Provided records:

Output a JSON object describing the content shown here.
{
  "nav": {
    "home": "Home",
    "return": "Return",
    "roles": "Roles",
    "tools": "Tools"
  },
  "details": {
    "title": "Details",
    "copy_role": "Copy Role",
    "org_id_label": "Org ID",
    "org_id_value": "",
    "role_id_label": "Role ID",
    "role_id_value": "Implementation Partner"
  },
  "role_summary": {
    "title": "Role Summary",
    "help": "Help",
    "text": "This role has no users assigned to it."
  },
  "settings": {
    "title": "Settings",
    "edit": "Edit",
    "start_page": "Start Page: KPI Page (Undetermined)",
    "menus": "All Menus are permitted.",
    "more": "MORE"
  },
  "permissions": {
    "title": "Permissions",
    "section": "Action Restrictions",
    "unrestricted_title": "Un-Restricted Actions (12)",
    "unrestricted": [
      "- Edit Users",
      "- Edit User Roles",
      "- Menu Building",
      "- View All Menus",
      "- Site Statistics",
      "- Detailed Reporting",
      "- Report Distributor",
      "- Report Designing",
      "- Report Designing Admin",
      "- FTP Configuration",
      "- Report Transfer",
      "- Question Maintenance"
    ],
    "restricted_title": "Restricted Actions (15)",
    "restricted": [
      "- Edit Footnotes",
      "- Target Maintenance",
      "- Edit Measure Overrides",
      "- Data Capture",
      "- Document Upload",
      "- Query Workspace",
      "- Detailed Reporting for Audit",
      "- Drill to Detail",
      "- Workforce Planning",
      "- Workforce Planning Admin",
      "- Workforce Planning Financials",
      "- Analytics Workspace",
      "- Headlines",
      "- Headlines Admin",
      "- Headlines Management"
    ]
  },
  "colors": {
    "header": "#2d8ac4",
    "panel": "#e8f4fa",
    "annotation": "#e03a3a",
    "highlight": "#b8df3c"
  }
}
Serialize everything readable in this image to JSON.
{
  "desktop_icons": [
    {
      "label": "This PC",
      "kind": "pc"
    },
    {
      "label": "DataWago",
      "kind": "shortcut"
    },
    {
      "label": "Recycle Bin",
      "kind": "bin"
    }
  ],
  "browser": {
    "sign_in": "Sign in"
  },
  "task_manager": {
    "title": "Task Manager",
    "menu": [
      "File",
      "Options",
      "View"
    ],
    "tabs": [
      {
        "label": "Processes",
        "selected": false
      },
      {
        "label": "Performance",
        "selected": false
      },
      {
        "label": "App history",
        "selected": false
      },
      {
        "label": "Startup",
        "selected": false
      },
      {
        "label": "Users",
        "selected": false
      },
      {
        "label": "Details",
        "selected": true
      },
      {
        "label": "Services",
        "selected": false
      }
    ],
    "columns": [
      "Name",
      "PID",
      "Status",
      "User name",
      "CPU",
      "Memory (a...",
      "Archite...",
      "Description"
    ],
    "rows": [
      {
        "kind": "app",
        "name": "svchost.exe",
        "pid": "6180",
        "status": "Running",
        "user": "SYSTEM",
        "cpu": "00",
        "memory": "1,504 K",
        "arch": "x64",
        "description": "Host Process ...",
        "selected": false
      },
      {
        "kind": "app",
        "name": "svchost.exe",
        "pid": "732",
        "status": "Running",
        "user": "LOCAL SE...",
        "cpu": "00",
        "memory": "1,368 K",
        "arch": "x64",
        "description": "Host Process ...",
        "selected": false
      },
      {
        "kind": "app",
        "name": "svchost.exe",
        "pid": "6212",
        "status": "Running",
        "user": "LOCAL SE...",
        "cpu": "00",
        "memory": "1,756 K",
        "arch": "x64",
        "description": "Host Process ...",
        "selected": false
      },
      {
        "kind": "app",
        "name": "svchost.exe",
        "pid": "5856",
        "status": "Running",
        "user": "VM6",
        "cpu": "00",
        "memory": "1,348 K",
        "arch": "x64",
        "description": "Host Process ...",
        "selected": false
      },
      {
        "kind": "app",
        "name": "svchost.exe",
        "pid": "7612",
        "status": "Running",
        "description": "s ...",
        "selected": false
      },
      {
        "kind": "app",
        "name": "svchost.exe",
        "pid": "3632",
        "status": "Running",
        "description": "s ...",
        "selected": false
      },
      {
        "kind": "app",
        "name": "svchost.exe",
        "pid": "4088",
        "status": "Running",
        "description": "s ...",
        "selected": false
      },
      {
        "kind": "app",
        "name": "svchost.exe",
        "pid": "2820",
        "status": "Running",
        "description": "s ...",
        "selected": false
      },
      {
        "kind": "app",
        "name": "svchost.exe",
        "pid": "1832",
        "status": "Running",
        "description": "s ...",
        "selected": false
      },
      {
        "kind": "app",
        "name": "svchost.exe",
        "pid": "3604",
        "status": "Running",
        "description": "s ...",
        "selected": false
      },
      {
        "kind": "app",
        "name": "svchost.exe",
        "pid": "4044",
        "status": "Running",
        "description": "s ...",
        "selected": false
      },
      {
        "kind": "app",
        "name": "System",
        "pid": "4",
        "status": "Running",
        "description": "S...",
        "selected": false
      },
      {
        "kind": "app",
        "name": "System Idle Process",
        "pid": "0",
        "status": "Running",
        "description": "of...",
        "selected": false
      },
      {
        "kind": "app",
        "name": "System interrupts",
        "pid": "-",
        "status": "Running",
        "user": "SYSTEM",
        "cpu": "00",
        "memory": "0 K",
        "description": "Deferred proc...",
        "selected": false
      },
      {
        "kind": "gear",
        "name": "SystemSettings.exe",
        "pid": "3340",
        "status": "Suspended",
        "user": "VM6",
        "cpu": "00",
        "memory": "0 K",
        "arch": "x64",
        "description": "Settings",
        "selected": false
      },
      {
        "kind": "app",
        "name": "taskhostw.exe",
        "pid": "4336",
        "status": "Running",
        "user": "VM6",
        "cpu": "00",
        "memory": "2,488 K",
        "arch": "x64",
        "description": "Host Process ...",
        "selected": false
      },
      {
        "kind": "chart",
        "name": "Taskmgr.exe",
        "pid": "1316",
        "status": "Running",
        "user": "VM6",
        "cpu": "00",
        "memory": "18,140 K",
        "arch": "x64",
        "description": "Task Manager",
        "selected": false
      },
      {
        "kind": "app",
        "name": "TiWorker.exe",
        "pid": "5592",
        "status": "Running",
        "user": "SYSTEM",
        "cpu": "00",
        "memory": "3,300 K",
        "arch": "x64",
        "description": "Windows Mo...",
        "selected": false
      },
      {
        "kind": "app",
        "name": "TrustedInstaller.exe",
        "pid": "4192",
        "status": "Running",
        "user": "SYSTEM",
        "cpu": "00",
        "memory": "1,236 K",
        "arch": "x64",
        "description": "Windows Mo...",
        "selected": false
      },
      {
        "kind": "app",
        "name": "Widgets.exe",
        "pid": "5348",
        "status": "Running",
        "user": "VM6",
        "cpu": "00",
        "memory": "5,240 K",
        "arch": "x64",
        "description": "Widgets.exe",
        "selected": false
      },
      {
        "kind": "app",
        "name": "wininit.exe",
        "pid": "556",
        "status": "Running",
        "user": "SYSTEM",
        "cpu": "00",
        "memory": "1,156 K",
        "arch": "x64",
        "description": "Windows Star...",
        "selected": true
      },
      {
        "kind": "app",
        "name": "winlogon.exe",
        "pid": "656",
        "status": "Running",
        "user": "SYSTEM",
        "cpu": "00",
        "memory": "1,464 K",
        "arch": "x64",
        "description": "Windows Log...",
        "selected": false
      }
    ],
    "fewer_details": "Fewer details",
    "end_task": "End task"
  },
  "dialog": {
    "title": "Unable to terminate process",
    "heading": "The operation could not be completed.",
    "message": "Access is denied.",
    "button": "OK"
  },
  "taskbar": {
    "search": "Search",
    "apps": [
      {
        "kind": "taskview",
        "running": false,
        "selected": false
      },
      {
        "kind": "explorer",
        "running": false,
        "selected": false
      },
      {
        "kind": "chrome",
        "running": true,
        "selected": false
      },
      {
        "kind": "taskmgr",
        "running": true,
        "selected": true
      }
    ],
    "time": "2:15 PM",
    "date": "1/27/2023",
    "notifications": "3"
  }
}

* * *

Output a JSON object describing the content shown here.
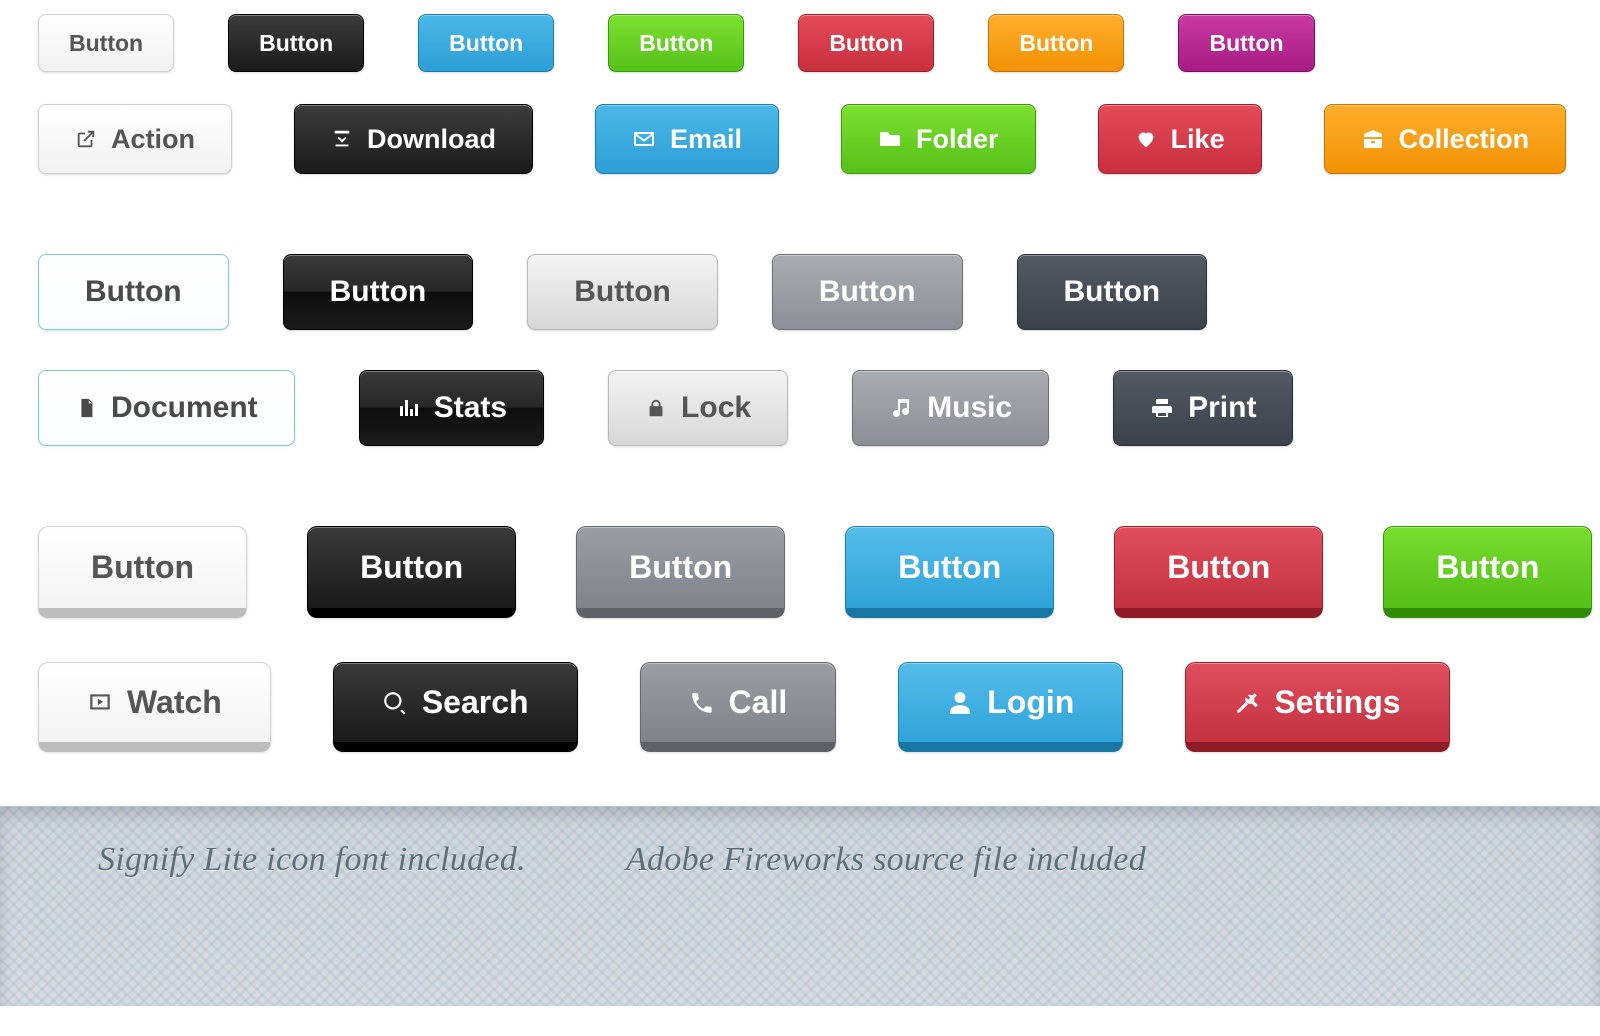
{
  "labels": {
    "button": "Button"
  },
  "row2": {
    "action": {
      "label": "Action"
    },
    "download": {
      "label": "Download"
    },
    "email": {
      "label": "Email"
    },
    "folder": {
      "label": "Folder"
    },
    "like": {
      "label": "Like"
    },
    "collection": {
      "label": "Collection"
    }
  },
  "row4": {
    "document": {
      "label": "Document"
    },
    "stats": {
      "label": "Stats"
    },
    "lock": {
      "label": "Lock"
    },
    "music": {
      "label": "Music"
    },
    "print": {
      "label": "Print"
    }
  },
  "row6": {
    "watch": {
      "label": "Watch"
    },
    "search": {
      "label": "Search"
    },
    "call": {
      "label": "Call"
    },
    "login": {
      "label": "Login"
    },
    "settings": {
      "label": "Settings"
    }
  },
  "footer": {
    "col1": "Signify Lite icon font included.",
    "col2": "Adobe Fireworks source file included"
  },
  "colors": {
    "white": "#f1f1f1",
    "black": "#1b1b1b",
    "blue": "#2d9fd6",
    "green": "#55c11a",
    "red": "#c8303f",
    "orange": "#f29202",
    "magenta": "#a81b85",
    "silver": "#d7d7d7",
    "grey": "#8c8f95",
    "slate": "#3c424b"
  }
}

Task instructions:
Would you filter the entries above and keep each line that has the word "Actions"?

Task answer:
    "unrestricted_title": "Un-Restricted Actions (12)",
    "restricted_title": "Restricted Actions (15)",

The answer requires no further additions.